◆ **Provided entries**
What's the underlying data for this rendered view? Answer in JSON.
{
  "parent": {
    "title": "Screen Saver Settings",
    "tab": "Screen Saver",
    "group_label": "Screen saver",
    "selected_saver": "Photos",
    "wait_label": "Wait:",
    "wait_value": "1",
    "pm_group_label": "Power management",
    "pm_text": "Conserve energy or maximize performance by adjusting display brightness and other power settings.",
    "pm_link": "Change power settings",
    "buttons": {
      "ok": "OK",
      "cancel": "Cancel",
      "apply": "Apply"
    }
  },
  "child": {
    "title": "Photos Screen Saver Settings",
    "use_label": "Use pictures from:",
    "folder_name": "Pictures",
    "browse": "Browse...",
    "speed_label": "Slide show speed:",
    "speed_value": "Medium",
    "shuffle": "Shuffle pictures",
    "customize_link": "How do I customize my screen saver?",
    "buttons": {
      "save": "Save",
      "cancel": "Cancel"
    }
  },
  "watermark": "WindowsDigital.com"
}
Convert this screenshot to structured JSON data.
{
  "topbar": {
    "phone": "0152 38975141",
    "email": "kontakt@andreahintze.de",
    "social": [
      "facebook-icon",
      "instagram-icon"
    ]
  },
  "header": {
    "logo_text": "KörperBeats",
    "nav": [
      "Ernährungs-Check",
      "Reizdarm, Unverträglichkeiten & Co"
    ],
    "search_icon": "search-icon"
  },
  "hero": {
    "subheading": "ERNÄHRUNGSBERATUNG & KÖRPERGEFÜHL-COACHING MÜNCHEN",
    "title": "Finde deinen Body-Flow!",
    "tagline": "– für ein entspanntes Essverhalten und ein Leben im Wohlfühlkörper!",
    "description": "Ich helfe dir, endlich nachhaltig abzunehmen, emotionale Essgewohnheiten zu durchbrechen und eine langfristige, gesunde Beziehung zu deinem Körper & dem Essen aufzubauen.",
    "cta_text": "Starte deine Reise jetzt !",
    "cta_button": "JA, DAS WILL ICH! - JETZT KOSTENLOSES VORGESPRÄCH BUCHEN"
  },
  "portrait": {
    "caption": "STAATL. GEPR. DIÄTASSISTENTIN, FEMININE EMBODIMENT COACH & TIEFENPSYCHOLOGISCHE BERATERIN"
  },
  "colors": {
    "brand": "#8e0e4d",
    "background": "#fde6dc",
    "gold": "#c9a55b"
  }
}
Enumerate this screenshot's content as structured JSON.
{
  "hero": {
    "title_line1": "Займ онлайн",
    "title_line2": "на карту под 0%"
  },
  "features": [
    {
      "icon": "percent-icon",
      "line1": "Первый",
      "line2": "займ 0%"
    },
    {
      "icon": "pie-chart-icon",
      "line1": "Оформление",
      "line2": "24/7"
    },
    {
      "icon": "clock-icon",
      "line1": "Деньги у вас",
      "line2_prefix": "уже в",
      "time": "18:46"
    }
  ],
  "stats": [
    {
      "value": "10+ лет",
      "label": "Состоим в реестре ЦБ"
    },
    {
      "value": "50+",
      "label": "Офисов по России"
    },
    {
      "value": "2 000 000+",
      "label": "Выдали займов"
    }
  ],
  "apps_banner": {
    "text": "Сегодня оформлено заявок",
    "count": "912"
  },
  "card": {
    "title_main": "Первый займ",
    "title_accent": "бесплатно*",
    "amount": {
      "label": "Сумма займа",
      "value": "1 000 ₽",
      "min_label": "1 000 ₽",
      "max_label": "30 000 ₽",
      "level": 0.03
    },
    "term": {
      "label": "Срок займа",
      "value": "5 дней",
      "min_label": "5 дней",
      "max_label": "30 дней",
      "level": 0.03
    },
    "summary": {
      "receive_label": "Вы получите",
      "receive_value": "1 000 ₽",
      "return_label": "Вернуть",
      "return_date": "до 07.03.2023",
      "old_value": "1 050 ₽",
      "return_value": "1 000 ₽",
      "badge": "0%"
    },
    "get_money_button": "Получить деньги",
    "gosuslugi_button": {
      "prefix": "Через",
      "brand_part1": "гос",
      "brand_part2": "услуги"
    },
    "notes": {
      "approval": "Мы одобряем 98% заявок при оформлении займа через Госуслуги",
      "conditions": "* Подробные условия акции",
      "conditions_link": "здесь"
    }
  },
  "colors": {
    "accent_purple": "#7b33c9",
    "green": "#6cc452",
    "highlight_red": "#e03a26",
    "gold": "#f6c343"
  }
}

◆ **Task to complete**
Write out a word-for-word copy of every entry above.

◆ **Exercise response**
What's the underlying data for this rendered view? Answer in JSON.
{
  "parent": {
    "title": "Screen Saver Settings",
    "tab": "Screen Saver",
    "group_label": "Screen saver",
    "selected_saver": "Photos",
    "wait_label": "Wait:",
    "wait_value": "1",
    "pm_group_label": "Power management",
    "pm_text": "Conserve energy or maximize performance by adjusting display brightness and other power settings.",
    "pm_link": "Change power settings",
    "buttons": {
      "ok": "OK",
      "cancel": "Cancel",
      "apply": "Apply"
    }
  },
  "child": {
    "title": "Photos Screen Saver Settings",
    "use_label": "Use pictures from:",
    "folder_name": "Pictures",
    "browse": "Browse...",
    "speed_label": "Slide show speed:",
    "speed_value": "Medium",
    "shuffle": "Shuffle pictures",
    "customize_link": "How do I customize my screen saver?",
    "buttons": {
      "save": "Save",
      "cancel": "Cancel"
    }
  },
  "watermark": "WindowsDigital.com"
}
Convert this screenshot to structured JSON data.
{
  "topbar": {
    "phone": "0152 38975141",
    "email": "kontakt@andreahintze.de",
    "social": [
      "facebook-icon",
      "instagram-icon"
    ]
  },
  "header": {
    "logo_text": "KörperBeats",
    "nav": [
      "Ernährungs-Check",
      "Reizdarm, Unverträglichkeiten & Co"
    ],
    "search_icon": "search-icon"
  },
  "hero": {
    "subheading": "ERNÄHRUNGSBERATUNG & KÖRPERGEFÜHL-COACHING MÜNCHEN",
    "title": "Finde deinen Body-Flow!",
    "tagline": "– für ein entspanntes Essverhalten und ein Leben im Wohlfühlkörper!",
    "description": "Ich helfe dir, endlich nachhaltig abzunehmen, emotionale Essgewohnheiten zu durchbrechen und eine langfristige, gesunde Beziehung zu deinem Körper & dem Essen aufzubauen.",
    "cta_text": "Starte deine Reise jetzt !",
    "cta_button": "JA, DAS WILL ICH! - JETZT KOSTENLOSES VORGESPRÄCH BUCHEN"
  },
  "portrait": {
    "caption": "STAATL. GEPR. DIÄTASSISTENTIN, FEMININE EMBODIMENT COACH & TIEFENPSYCHOLOGISCHE BERATERIN"
  },
  "colors": {
    "brand": "#8e0e4d",
    "background": "#fde6dc",
    "gold": "#c9a55b"
  }
}
Enumerate this screenshot's content as structured JSON.
{
  "hero": {
    "title_line1": "Займ онлайн",
    "title_line2": "на карту под 0%"
  },
  "features": [
    {
      "icon": "percent-icon",
      "line1": "Первый",
      "line2": "займ 0%"
    },
    {
      "icon": "pie-chart-icon",
      "line1": "Оформление",
      "line2": "24/7"
    },
    {
      "icon": "clock-icon",
      "line1": "Деньги у вас",
      "line2_prefix": "уже в",
      "time": "18:46"
    }
  ],
  "stats": [
    {
      "value": "10+ лет",
      "label": "Состоим в реестре ЦБ"
    },
    {
      "value": "50+",
      "label": "Офисов по России"
    },
    {
      "value": "2 000 000+",
      "label": "Выдали займов"
    }
  ],
  "apps_banner": {
    "text": "Сегодня оформлено заявок",
    "count": "912"
  },
  "card": {
    "title_main": "Первый займ",
    "title_accent": "бесплатно*",
    "amount": {
      "label": "Сумма займа",
      "value": "1 000 ₽",
      "min_label": "1 000 ₽",
      "max_label": "30 000 ₽",
      "level": 0.03
    },
    "term": {
      "label": "Срок займа",
      "value": "5 дней",
      "min_label": "5 дней",
      "max_label": "30 дней",
      "level": 0.03
    },
    "summary": {
      "receive_label": "Вы получите",
      "receive_value": "1 000 ₽",
      "return_label": "Вернуть",
      "return_date": "до 07.03.2023",
      "old_value": "1 050 ₽",
      "return_value": "1 000 ₽",
      "badge": "0%"
    },
    "get_money_button": "Получить деньги",
    "gosuslugi_button": {
      "prefix": "Через",
      "brand_part1": "гос",
      "brand_part2": "услуги"
    },
    "notes": {
      "approval": "Мы одобряем 98% заявок при оформлении займа через Госуслуги",
      "conditions": "* Подробные условия акции",
      "conditions_link": "здесь"
    }
  },
  "colors": {
    "accent_purple": "#7b33c9",
    "green": "#6cc452",
    "highlight_red": "#e03a26",
    "gold": "#f6c343"
  }
}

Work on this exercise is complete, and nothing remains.